_YOUR OBJECTIVE_. Restate every line of the material, word for word.

_RECORDS PROVIDED_.
▼▼▼

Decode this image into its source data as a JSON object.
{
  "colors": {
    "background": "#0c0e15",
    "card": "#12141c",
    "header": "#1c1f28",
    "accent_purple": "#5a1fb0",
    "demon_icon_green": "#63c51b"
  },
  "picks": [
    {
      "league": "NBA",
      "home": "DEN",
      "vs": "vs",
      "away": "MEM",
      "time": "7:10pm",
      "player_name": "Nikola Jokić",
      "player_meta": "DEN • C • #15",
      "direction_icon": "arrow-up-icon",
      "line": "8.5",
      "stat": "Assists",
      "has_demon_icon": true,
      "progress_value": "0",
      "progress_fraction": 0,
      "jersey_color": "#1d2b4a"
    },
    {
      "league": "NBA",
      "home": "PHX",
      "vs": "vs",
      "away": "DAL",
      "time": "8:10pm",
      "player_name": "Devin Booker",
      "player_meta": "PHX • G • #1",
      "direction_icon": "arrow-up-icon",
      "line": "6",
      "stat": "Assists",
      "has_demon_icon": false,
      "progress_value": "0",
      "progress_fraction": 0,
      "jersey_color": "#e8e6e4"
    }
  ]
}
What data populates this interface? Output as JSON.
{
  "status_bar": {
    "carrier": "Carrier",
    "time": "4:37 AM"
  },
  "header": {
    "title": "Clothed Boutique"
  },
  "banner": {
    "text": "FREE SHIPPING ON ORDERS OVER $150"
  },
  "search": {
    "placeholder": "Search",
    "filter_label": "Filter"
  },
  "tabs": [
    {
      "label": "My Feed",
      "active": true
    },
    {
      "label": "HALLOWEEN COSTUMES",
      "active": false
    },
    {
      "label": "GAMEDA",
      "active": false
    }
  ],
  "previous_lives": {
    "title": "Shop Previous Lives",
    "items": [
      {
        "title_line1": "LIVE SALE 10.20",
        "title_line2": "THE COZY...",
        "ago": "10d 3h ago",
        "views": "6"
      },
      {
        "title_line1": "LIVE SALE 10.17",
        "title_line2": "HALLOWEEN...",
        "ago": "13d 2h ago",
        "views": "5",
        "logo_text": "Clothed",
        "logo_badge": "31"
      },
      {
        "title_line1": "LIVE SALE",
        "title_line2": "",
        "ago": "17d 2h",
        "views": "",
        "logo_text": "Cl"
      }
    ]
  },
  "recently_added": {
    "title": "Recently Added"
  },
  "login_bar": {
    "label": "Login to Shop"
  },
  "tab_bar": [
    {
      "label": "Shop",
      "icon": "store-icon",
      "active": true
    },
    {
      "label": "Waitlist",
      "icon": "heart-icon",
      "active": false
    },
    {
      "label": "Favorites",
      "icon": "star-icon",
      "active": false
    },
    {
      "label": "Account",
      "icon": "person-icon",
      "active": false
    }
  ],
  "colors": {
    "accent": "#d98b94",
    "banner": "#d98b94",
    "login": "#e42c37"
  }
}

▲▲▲

_SOLUTION FOR THIS TASK_.
Decode this image into its source data as a JSON object.
{
  "colors": {
    "background": "#0c0e15",
    "card": "#12141c",
    "header": "#1c1f28",
    "accent_purple": "#5a1fb0",
    "demon_icon_green": "#63c51b"
  },
  "picks": [
    {
      "league": "NBA",
      "home": "DEN",
      "vs": "vs",
      "away": "MEM",
      "time": "7:10pm",
      "player_name": "Nikola Jokić",
      "player_meta": "DEN • C • #15",
      "direction_icon": "arrow-up-icon",
      "line": "8.5",
      "stat": "Assists",
      "has_demon_icon": true,
      "progress_value": "0",
      "progress_fraction": 0,
      "jersey_color": "#1d2b4a"
    },
    {
      "league": "NBA",
      "home": "PHX",
      "vs": "vs",
      "away": "DAL",
      "time": "8:10pm",
      "player_name": "Devin Booker",
      "player_meta": "PHX • G • #1",
      "direction_icon": "arrow-up-icon",
      "line": "6",
      "stat": "Assists",
      "has_demon_icon": false,
      "progress_value": "0",
      "progress_fraction": 0,
      "jersey_color": "#e8e6e4"
    }
  ]
}
What data populates this interface? Output as JSON.
{
  "status_bar": {
    "carrier": "Carrier",
    "time": "4:37 AM"
  },
  "header": {
    "title": "Clothed Boutique"
  },
  "banner": {
    "text": "FREE SHIPPING ON ORDERS OVER $150"
  },
  "search": {
    "placeholder": "Search",
    "filter_label": "Filter"
  },
  "tabs": [
    {
      "label": "My Feed",
      "active": true
    },
    {
      "label": "HALLOWEEN COSTUMES",
      "active": false
    },
    {
      "label": "GAMEDA",
      "active": false
    }
  ],
  "previous_lives": {
    "title": "Shop Previous Lives",
    "items": [
      {
        "title_line1": "LIVE SALE 10.20",
        "title_line2": "THE COZY...",
        "ago": "10d 3h ago",
        "views": "6"
      },
      {
        "title_line1": "LIVE SALE 10.17",
        "title_line2": "HALLOWEEN...",
        "ago": "13d 2h ago",
        "views": "5",
        "logo_text": "Clothed",
        "logo_badge": "31"
      },
      {
        "title_line1": "LIVE SALE",
        "title_line2": "",
        "ago": "17d 2h",
        "views": "",
        "logo_text": "Cl"
      }
    ]
  },
  "recently_added": {
    "title": "Recently Added"
  },
  "login_bar": {
    "label": "Login to Shop"
  },
  "tab_bar": [
    {
      "label": "Shop",
      "icon": "store-icon",
      "active": true
    },
    {
      "label": "Waitlist",
      "icon": "heart-icon",
      "active": false
    },
    {
      "label": "Favorites",
      "icon": "star-icon",
      "active": false
    },
    {
      "label": "Account",
      "icon": "person-icon",
      "active": false
    }
  ],
  "colors": {
    "accent": "#d98b94",
    "banner": "#d98b94",
    "login": "#e42c37"
  }
}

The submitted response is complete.